Plastic And Our Environment
22 Dec 2015
Millions of pallets are being used in the freight and warehousing industries at any point in time. Some are wooden and some are plastic, but all are essential for the movement and storage of goods. They also have an impact on the environment. Increasingly, people want to know that the choices they make are not harming the planet. Plastic is criticised as being more damaging to the environment than traditional wood pallets, but is it?
The Pros and the Cons
To start at the beginning: the manufacturing process. Making pallets from wood rejected from the lumbering process is a good use of a waste product. Plastic, on the other hand, is usually manufactured from oil, and it’s a complex and lengthy process. The plastic industry is working hard at improving the way that plastic is manufactured, developing new processes and new materials, but plastic still has a relatively high carbon footprint.
But that’s not the whole story. Pallets made from plastic, once manufactured, are a lot lighter than wooden pallets. If the cost of transport is reduced, so is the amount of energy used during transport. A lighter load means a lighter fuel bill and a lighter carbon footprint.

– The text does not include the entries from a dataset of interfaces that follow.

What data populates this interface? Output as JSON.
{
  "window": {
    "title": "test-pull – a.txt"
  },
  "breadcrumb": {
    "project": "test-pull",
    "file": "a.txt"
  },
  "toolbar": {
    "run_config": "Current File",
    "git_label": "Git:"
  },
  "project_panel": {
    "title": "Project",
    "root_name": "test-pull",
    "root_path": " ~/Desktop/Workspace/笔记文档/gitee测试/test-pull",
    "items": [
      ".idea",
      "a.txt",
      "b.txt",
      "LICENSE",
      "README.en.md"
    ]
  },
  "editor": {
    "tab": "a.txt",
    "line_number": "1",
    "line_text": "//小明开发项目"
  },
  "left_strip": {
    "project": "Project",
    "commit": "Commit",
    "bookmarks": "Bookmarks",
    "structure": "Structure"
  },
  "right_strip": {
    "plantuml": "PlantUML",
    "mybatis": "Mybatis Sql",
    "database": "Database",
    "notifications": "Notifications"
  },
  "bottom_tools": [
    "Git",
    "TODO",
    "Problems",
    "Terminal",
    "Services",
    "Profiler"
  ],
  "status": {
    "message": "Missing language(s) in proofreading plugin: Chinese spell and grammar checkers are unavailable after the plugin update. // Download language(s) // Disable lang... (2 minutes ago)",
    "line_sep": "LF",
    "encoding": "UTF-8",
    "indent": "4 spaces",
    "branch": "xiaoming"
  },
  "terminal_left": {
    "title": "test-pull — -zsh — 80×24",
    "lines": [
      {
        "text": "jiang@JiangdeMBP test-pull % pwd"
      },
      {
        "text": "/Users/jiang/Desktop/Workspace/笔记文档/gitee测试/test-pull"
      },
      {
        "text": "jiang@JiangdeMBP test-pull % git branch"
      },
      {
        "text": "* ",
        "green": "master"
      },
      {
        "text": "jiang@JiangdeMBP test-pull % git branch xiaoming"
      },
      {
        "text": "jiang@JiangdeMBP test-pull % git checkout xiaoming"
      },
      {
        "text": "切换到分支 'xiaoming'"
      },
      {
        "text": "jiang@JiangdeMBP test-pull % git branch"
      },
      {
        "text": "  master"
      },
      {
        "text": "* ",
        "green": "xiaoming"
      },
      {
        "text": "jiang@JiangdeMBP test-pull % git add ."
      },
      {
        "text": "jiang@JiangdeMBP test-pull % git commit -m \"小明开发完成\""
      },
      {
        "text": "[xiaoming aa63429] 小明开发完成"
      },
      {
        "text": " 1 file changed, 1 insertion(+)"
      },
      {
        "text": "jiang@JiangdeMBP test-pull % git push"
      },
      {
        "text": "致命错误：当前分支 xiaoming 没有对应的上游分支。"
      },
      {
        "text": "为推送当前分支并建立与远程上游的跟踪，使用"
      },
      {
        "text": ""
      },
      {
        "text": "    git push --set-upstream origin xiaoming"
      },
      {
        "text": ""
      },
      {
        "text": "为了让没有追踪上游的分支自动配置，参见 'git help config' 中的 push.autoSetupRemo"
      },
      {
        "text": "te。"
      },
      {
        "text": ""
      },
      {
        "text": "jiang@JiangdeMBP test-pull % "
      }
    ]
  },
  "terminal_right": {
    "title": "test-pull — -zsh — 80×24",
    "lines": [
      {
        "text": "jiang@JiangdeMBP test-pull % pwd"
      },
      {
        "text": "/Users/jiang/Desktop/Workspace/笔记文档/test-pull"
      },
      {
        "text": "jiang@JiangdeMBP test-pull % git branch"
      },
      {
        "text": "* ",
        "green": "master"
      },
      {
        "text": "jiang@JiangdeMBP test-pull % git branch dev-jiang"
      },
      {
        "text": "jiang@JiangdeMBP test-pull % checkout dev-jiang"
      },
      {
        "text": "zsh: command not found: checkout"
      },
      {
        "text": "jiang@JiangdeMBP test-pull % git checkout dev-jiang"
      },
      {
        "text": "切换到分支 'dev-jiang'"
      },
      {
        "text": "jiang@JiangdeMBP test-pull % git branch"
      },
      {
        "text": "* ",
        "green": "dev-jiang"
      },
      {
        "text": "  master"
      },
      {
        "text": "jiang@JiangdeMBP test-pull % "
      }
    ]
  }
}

Plastic also has a longer lifespan than wood. Although wooden pallets are easy to repair if they get broken, they still succumb to wear and tear. Wooden pallets exposed to the weather or other damaging environments (such as damp) will probably last less than a year. Plastic, on the other hand, is tougher. It is unaffected by damp or weather and can be used and reused for years. This is important when considering the environmental consequences. Plastic may be less environmentally friendly to make, but you don’t have to make nearly as much of it. If you buy used plastic pallets, they will still last a very long time compared to wood.

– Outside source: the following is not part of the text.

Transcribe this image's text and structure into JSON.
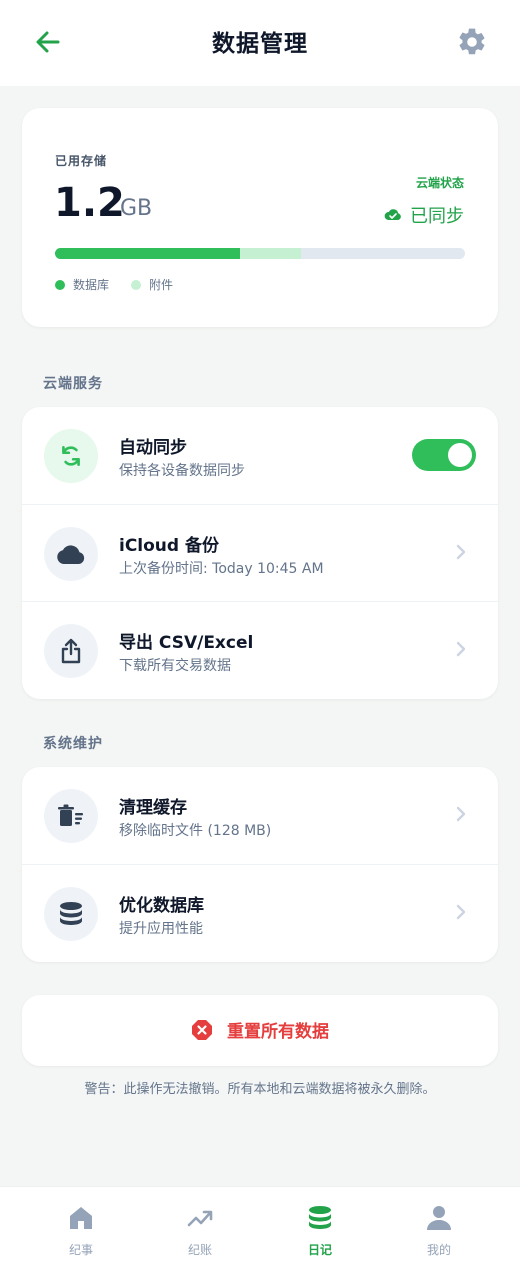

Wooden pallets are more susceptible to mould, insects and dust than plastic, and more likely to cause injury to handlers from splinters, nails or simply being heavier. Using plastic is easier on the workforce, and the environment benefits from reduced use of harsh cleaning chemicals for fumigation or decontamination. Some countries are considering a ban on importing goods using wooden pallets because of the risk that local forests may be infected by mould or insects.
Whether wood or plastic, all pallets will eventually need to be replaced. Wood is obviously biodegradable and recyclable, but so is most modern plastic.

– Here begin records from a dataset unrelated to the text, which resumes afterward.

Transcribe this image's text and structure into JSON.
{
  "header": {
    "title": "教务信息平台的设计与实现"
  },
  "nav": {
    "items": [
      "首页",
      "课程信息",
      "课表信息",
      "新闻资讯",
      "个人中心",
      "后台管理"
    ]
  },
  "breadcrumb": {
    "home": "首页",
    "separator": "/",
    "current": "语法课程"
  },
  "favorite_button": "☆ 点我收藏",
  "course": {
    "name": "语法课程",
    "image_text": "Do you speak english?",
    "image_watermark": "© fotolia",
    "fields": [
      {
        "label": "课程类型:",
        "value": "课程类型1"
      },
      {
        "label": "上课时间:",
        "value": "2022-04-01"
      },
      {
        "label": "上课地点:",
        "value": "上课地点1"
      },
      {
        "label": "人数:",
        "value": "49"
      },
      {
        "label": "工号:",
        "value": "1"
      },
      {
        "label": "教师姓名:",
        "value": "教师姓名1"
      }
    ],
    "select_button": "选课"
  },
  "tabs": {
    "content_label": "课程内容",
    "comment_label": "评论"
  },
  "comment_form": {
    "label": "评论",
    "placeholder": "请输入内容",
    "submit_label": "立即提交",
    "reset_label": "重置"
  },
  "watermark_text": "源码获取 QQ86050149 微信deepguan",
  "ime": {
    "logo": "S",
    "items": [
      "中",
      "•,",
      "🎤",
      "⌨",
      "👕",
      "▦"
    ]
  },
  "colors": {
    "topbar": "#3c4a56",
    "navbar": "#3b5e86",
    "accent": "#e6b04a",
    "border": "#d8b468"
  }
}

To Sum Up
Plastic pallets are more expensive to purchase but last longer; their environmental impact can be looked at in the same way. They are lighter and more durable, bring a return on an initial investment over the years. Wooden pallets cost less in financial and environmental terms to start with, but they are heavier, leading to higher fuel bills, and they need to be replaced much more frequently, so costs to the buyer and to the environment mount up. If the initial outlay is daunting, start with used plastic pallets the money you save will allow you to replace them with new ones.